Institute at Brown for Environment and Society

Striking works of art find home at IBES

The Institute is now home to three compelling new works of art created by local artists Johnathan Derry and Amy Wynne.

Derry's "Are You There?"
Derry's "Are You There?"

Derry is the hand behind Are You There?, a sculpture on display in the lower lobby that, like all his work, seeks to reconcile polarities within the self and within society through the use of dualistic structures.

"The oppositional play of material and form creates tension, manifesting in visual motifs such as black and white, heavy and light, over and under, wherein two disparate ideas must co-exist," he explains. "Remnants of excavated common objects have become artifacts implying erosion and temporality, as well as the possibility for creation and regeneration."

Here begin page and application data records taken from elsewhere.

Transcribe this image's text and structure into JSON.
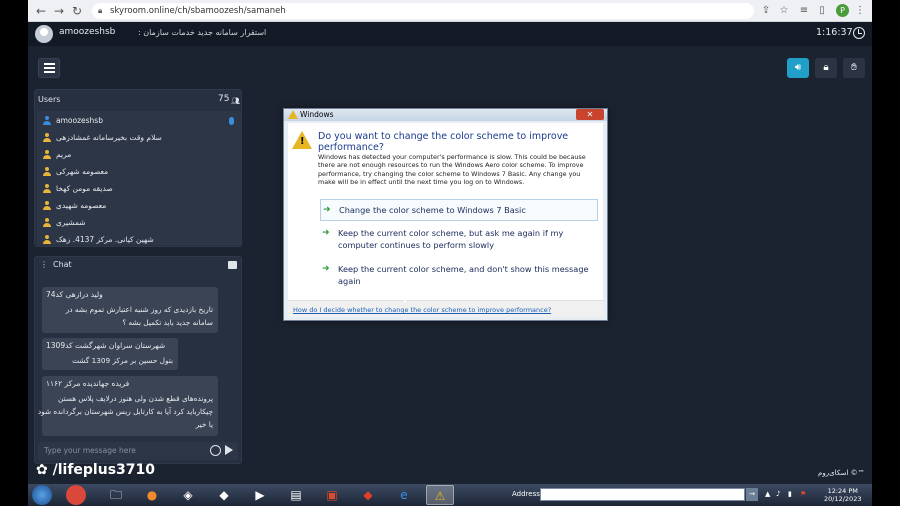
{
  "browser": {
    "url": "skyroom.online/ch/sbamoozesh/samaneh"
  },
  "app": {
    "username": "amoozeshsb",
    "room_title": "استقرار سامانه جدید خدمات سازمان :",
    "timer": "1:16:37"
  },
  "users": {
    "title": "Users",
    "count": "75",
    "list": [
      {
        "name": "amoozeshsb"
      },
      {
        "name": "سلام وقت بخیرسامانه غمشادزهی"
      },
      {
        "name": "مریم"
      },
      {
        "name": "معصومه شهرکی"
      },
      {
        "name": "صدیقه مومن کهخا"
      },
      {
        "name": "معصومه شهیدی"
      },
      {
        "name": "شمشیری"
      },
      {
        "name": "شهین کیانی. مرکز 4137. زهک"
      }
    ]
  },
  "chat": {
    "title": "Chat",
    "placeholder": "Type your message here",
    "messages": [
      {
        "sender": "ولید درازهی کد74",
        "lines": [
          "تاریخ بازدیدی که روز شنبه اعتبارش تموم بشه در",
          "سامانه جدید باید تکمیل بشه ؟"
        ]
      },
      {
        "sender": "شهرستان سراوان شهرگشت کد1309",
        "lines": [
          "بتول حسین بر مرکز 1309 گشت"
        ]
      },
      {
        "sender": "فریده جهانديده مركز ۱۱۶۲",
        "lines": [
          "پرونده‌های قطع شدن ولی هنوز درلایف پلاس هستن",
          "چیکارباید کرد آیا به کارتابل ریس شهرستان برگردانده شود",
          "یا خیر"
        ]
      }
    ]
  },
  "watermark": "/lifeplus3710",
  "brand": "اسکای‌روم ©™",
  "dialog": {
    "title": "Windows",
    "question": "Do you want to change the color scheme to improve performance?",
    "description": "Windows has detected your computer's performance is slow. This could be because there are not enough resources to run the Windows Aero color scheme. To improve performance, try changing the color scheme to Windows 7 Basic. Any change you make will be in effect until the next time you log on to Windows.",
    "options": [
      {
        "label": "Change the color scheme to Windows 7 Basic"
      },
      {
        "label": "Keep the current color scheme, but ask me again if my computer continues to perform slowly"
      },
      {
        "label": "Keep the current color scheme, and don't show this message again"
      }
    ],
    "help_link": "How do I decide whether to change the color scheme to improve performance?"
  },
  "taskbar": {
    "address_label": "Address",
    "time": "12:24 PM",
    "date": "20/12/2023"
  },
  "colors": {
    "accent": "#20a0c8",
    "panel": "#263040",
    "background": "#1c2330"
  }
}
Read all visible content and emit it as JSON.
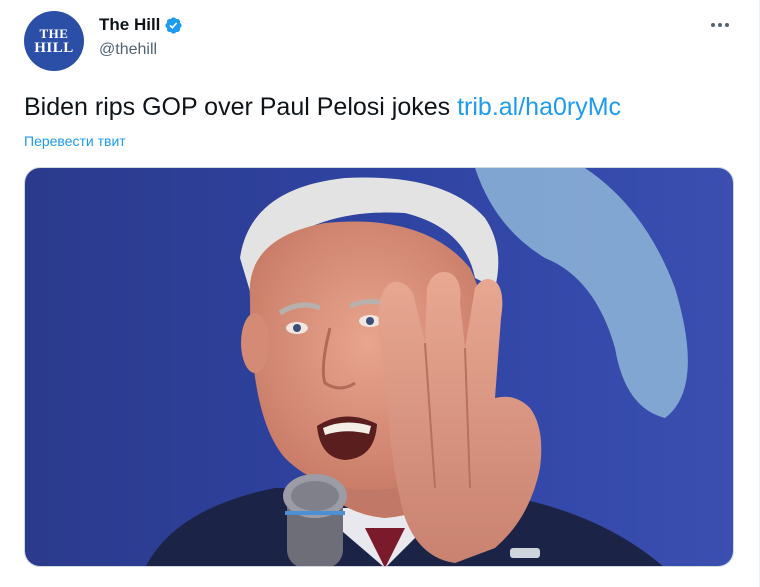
{
  "account": {
    "avatar_line1": "THE",
    "avatar_line2": "HILL",
    "display_name": "The Hill",
    "handle": "@thehill",
    "verified": true
  },
  "tweet": {
    "text": "Biden rips GOP over Paul Pelosi jokes ",
    "link": "trib.al/ha0ryMc",
    "translate_label": "Перевести твит"
  },
  "colors": {
    "link": "#1d9bf0",
    "text": "#0f1419",
    "secondary": "#536471",
    "brand": "#2b4fa6"
  },
  "icons": {
    "verified": "verified-badge-icon",
    "more": "more-options-icon"
  }
}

Wynne's two oil paintings, Monarchy and Bivalve, are on display in the IBES main lobby. Wynne explains that she "believes painting can be a visual catalyst for reconnecting people with their physical environment."

"I strive to present a vision of the Earth and its organisms that communicates the unity of nature and the human spirit," she says. "Through my paintings, I hope to create a re-enchantment with nature when there is an urgent need for a renewed reverence for what we are quickly destroying."

Both Derry and Wynne feel strongly about the value of connecting across disciplines—both through the academic lenses that more formally call the Institute home and through their own artistic lenses.

"I am particularly inspired when I have the opportunity to collaborate with scientists and ecologists in the process of making my work," says Wynne. "My hope is that the Brown University community will find inspiration from my work as they continue to prepare students to envision a more just and sustainable world."

Wynne's "Monarchy" (left) and "Bivalve" (right).
Wynne's "Monarchy" (left) and "Bivalve" (right).

Derry sees his work as fitting into the Institute's mission through its implicit cultural commentary.

"Although my sculpture doesn't directly participate in the subject of environmental studies, it does act as a mirror for our social construct through the use of detritus and every day objects," he says. "As a result, my work provokes introspection and creative thinking, which is elemental to any inspired research."

To learn more about the artists, visit and